◆ **Goal of the exercise**:
Pull out from the material below all lines with "value".

..........

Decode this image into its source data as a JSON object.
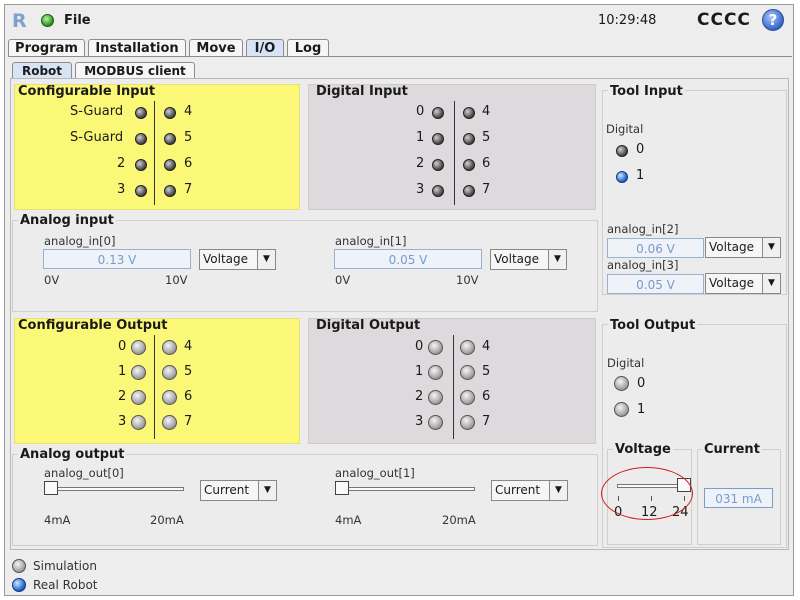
{
  "app": {
    "logo": "R",
    "file_menu": "File",
    "clock": "10:29:48",
    "robot_name": "CCCC",
    "help": "?"
  },
  "tabs": [
    "Program",
    "Installation",
    "Move",
    "I/O",
    "Log"
  ],
  "active_tab": "I/O",
  "subtabs": [
    "Robot",
    "MODBUS client"
  ],
  "active_subtab": "Robot",
  "configurable_input": {
    "title": "Configurable Input",
    "left": [
      "S-Guard",
      "S-Guard",
      "2",
      "3"
    ],
    "right": [
      "4",
      "5",
      "6",
      "7"
    ]
  },
  "digital_input": {
    "title": "Digital Input",
    "left": [
      "0",
      "1",
      "2",
      "3"
    ],
    "right": [
      "4",
      "5",
      "6",
      "7"
    ]
  },
  "tool_input": {
    "title": "Tool Input",
    "digital_label": "Digital",
    "pins": [
      "0",
      "1"
    ],
    "active_pin": "1",
    "analog": [
      {
        "label": "analog_in[2]",
        "value": "0.06 V",
        "mode": "Voltage"
      },
      {
        "label": "analog_in[3]",
        "value": "0.05 V",
        "mode": "Voltage"
      }
    ]
  },
  "analog_input": {
    "title": "Analog input",
    "channels": [
      {
        "label": "analog_in[0]",
        "value": "0.13 V",
        "mode": "Voltage",
        "min": "0V",
        "max": "10V"
      },
      {
        "label": "analog_in[1]",
        "value": "0.05 V",
        "mode": "Voltage",
        "min": "0V",
        "max": "10V"
      }
    ]
  },
  "configurable_output": {
    "title": "Configurable Output",
    "left": [
      "0",
      "1",
      "2",
      "3"
    ],
    "right": [
      "4",
      "5",
      "6",
      "7"
    ]
  },
  "digital_output": {
    "title": "Digital Output",
    "left": [
      "0",
      "1",
      "2",
      "3"
    ],
    "right": [
      "4",
      "5",
      "6",
      "7"
    ]
  },
  "tool_output": {
    "title": "Tool Output",
    "digital_label": "Digital",
    "pins": [
      "0",
      "1"
    ],
    "voltage": {
      "title": "Voltage",
      "ticks": [
        "0",
        "12",
        "24"
      ],
      "value": 24
    },
    "current": {
      "title": "Current",
      "value": "031 mA"
    }
  },
  "analog_output": {
    "title": "Analog output",
    "channels": [
      {
        "label": "analog_out[0]",
        "mode": "Current",
        "min": "4mA",
        "max": "20mA",
        "level": 0
      },
      {
        "label": "analog_out[1]",
        "mode": "Current",
        "min": "4mA",
        "max": "20mA",
        "level": 0
      }
    ]
  },
  "status": {
    "simulation": "Simulation",
    "real_robot": "Real Robot"
  },
  "colors": {
    "configurable_bg": "#fbf878",
    "digital_bg": "#ddd9dc",
    "highlight": "#d01e1e",
    "tab_active": "#d7e4f6"
  }
}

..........

◆ **Answer to this task**:
        "value": "0.06 V",
        "value": "0.05 V",
        "value": "0.13 V",
        "value": "0.05 V",
      "value": 24
      "value": "031 mA"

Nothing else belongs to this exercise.